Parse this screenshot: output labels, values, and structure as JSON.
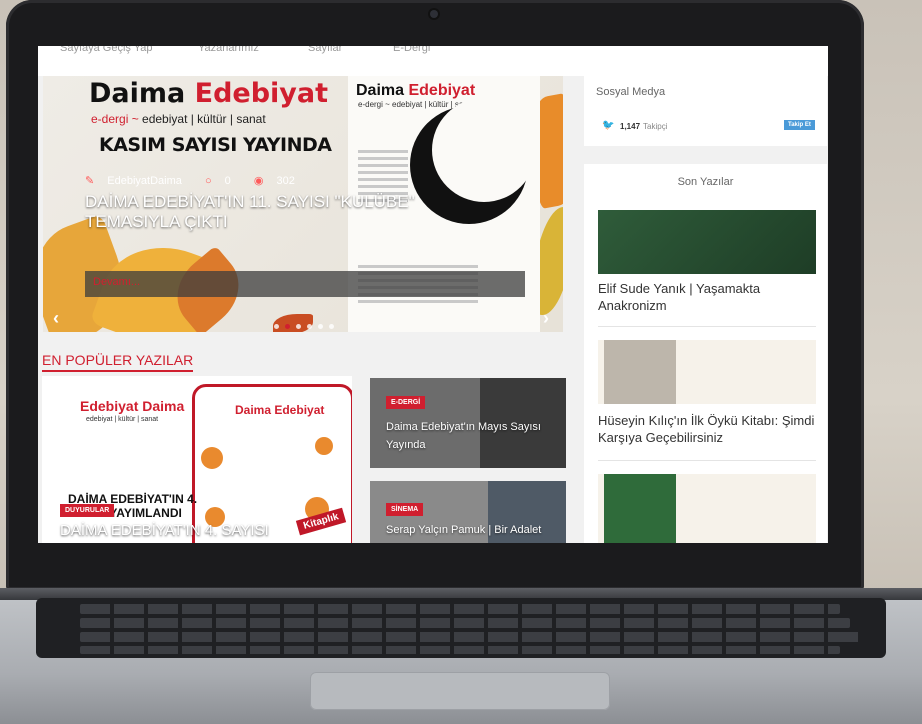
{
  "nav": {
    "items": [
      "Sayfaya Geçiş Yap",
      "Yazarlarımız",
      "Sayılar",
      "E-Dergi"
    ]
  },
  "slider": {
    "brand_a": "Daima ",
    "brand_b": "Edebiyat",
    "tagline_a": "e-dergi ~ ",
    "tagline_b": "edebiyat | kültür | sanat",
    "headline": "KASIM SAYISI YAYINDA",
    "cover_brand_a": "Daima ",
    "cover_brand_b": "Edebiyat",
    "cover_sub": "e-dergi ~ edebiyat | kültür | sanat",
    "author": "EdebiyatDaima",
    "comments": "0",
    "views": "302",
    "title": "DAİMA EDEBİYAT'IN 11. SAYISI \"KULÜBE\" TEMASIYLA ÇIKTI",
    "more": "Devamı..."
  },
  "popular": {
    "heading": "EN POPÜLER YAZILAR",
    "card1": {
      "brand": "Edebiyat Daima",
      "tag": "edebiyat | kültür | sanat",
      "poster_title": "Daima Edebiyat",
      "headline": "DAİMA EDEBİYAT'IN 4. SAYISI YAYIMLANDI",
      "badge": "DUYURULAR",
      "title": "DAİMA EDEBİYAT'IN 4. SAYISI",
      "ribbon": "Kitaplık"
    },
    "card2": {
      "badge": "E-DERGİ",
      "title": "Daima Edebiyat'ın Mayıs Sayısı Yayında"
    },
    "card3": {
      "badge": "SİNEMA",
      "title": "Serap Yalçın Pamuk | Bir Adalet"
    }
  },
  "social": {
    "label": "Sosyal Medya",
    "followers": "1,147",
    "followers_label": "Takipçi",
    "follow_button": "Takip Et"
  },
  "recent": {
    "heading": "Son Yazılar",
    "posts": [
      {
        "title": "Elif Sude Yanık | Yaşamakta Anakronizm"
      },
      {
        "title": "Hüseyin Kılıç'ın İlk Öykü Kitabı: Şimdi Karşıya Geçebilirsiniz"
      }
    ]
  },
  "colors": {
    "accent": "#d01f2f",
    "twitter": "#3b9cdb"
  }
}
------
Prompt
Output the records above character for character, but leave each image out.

Solution to this exercise
Parse this screenshot: output labels, values, and structure as JSON.
{
  "nav": {
    "items": [
      "Sayfaya Geçiş Yap",
      "Yazarlarımız",
      "Sayılar",
      "E-Dergi"
    ]
  },
  "slider": {
    "brand_a": "Daima ",
    "brand_b": "Edebiyat",
    "tagline_a": "e-dergi ~ ",
    "tagline_b": "edebiyat | kültür | sanat",
    "headline": "KASIM SAYISI YAYINDA",
    "cover_brand_a": "Daima ",
    "cover_brand_b": "Edebiyat",
    "cover_sub": "e-dergi ~ edebiyat | kültür | sanat",
    "author": "EdebiyatDaima",
    "comments": "0",
    "views": "302",
    "title": "DAİMA EDEBİYAT'IN 11. SAYISI \"KULÜBE\" TEMASIYLA ÇIKTI",
    "more": "Devamı..."
  },
  "popular": {
    "heading": "EN POPÜLER YAZILAR",
    "card1": {
      "brand": "Edebiyat Daima",
      "tag": "edebiyat | kültür | sanat",
      "poster_title": "Daima Edebiyat",
      "headline": "DAİMA EDEBİYAT'IN 4. SAYISI YAYIMLANDI",
      "badge": "DUYURULAR",
      "title": "DAİMA EDEBİYAT'IN 4. SAYISI",
      "ribbon": "Kitaplık"
    },
    "card2": {
      "badge": "E-DERGİ",
      "title": "Daima Edebiyat'ın Mayıs Sayısı Yayında"
    },
    "card3": {
      "badge": "SİNEMA",
      "title": "Serap Yalçın Pamuk | Bir Adalet"
    }
  },
  "social": {
    "label": "Sosyal Medya",
    "followers": "1,147",
    "followers_label": "Takipçi",
    "follow_button": "Takip Et"
  },
  "recent": {
    "heading": "Son Yazılar",
    "posts": [
      {
        "title": "Elif Sude Yanık | Yaşamakta Anakronizm"
      },
      {
        "title": "Hüseyin Kılıç'ın İlk Öykü Kitabı: Şimdi Karşıya Geçebilirsiniz"
      }
    ]
  },
  "colors": {
    "accent": "#d01f2f",
    "twitter": "#3b9cdb"
  }
}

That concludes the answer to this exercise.